Abstract: Cosmological inflation is widely considered an integral and empirically successful component of contemporary cosmology. It was originally motivated by its solution of certain fine-tuning problems of the hot big bang model, particularly what are known as the horizon problem and the flatness problem. Although the physics behind these problems is clear enough, it is unclear precisely what about them is problematic, and therefore precisely which problems inflationary theory is solving. I analyze the structure of these problems, showing how they depend on explicating the sense in which flatness and uniformity are special in the hot big bang model, and the sense in which such special conditions are problematic (in cosmology). I claim that there is no un-problematic interpretation of either problem available whose solution could explain the putative empirical success of inflationary theory. Thus either a new interpretation of such fine-tuning problems is needed, or else an alternate explanation of the theory’s success that does not depend on solving these problems.

Please read Casey’s preprint before the meeting. (Casey apologizes for the length!)

6 December 2014, 3pm, LPS seminar room

Tom Pashby (USC), “On Meyer’s The Nature of Time: Tense Primitivism, Relationism, and Physics”

Abstract: In Ulrich Meyer’s recent monograph The Nature of Time (OUP, 2013) he proposes a novel metaphysics of time based on his work in tense logic, which he calls a ‘modal’ theory of time (due to close analogies with modal logic). Meyer claims that we should be tense primitivists, who claim that truths about the world come irreducibly tensed. I motivate this view by situating it in a tradition that includes Kant and van Fraassen (1970) and contend that Meyer’s modal theory of time can be seen as an attempt to avoid the relativized (or contingent) a priori status accorded to time by van Fraassen. To reconcile his view with special relativity Meyer argues that Minkowski’s union of space and time still leaves room to combine alternative metaphysical theories of time and space—hybrid views. According to Meyer, it is perfectly consistent to be a substantivalist about spatial points while being a relationist about instants of time. This conflicts, I claim, with a recent minority consensus in the philosophy of physics which regards temporally related events in special relativity as having an invariant partial order rather than multiple conflicting total orderings into instants. I also complain that general relativity provides further reasons to be skeptical of Meyer’s project, which accords to temporal instants a primary role. As well as positive arguments for his own view of time, Meyer also provides a novel argument against temporal relationism, a direct competitor. I point out that this argument fails to apply to its intended target, Bertrand Russell, and show how Russell’s attempted relationist account of relativistic space-times can be completed, which, I claim, leaves temporal relationism in a better position with respect to modern physics than tense primitivism.
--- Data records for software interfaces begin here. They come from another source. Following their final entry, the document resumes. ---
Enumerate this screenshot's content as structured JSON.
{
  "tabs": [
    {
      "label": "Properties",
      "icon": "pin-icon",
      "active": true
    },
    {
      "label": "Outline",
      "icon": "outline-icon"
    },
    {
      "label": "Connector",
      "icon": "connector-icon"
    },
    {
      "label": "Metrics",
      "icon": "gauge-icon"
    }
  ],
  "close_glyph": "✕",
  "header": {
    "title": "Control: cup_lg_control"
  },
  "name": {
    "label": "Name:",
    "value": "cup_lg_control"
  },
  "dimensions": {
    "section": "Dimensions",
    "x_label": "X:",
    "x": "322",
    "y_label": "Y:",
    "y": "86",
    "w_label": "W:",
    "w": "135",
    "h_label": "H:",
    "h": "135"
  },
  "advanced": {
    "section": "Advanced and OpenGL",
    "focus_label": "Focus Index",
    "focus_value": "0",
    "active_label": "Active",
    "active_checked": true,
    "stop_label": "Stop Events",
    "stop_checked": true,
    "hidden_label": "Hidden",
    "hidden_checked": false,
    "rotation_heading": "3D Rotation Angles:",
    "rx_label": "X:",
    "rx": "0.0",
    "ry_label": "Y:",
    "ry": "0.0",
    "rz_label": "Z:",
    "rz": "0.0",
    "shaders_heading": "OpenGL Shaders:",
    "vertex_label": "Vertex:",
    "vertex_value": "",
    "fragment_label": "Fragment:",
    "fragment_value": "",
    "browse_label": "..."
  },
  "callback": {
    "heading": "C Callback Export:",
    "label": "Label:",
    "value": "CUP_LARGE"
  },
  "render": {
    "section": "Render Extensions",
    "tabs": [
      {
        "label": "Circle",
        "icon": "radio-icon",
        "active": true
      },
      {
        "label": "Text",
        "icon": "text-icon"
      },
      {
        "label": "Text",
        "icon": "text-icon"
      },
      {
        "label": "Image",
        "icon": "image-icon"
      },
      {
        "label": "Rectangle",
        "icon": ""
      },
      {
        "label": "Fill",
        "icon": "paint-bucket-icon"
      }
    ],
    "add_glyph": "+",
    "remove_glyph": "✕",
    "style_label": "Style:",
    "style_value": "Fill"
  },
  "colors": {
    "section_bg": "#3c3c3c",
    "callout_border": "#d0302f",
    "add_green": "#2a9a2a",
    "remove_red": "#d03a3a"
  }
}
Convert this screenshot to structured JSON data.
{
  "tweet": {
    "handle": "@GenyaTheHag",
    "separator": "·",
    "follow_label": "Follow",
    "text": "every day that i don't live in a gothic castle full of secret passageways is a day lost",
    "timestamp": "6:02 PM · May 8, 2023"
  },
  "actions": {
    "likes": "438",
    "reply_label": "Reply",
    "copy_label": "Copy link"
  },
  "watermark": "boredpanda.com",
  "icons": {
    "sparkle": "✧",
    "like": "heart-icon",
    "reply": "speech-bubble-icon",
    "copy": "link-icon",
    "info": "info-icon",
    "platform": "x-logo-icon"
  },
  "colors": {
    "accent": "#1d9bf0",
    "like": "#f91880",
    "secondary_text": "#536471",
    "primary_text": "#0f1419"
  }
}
Tom will post a pre-print closer to the meeting date.

1 November 2014, 3pm, LPS seminar room

Sarita Rosenstock (UC Irvine) and James Weatherall (UC Irvine) on Interpretations of Yang-Mills Theory (part 1)

Abstract: We will discuss some topics related to the interpretation of classical Yang-Mills theory. First we will describe a way of thinking about Yang-Mills theory that is motivated by a geometrical understanding of general relativity. This will count as a, broadly speaking, “fiber bundle” interpretation of the theory.

Please read Jim’s paper “Fiber Bundles, Yang-Mills Theory, and General Relativity” before the meeting.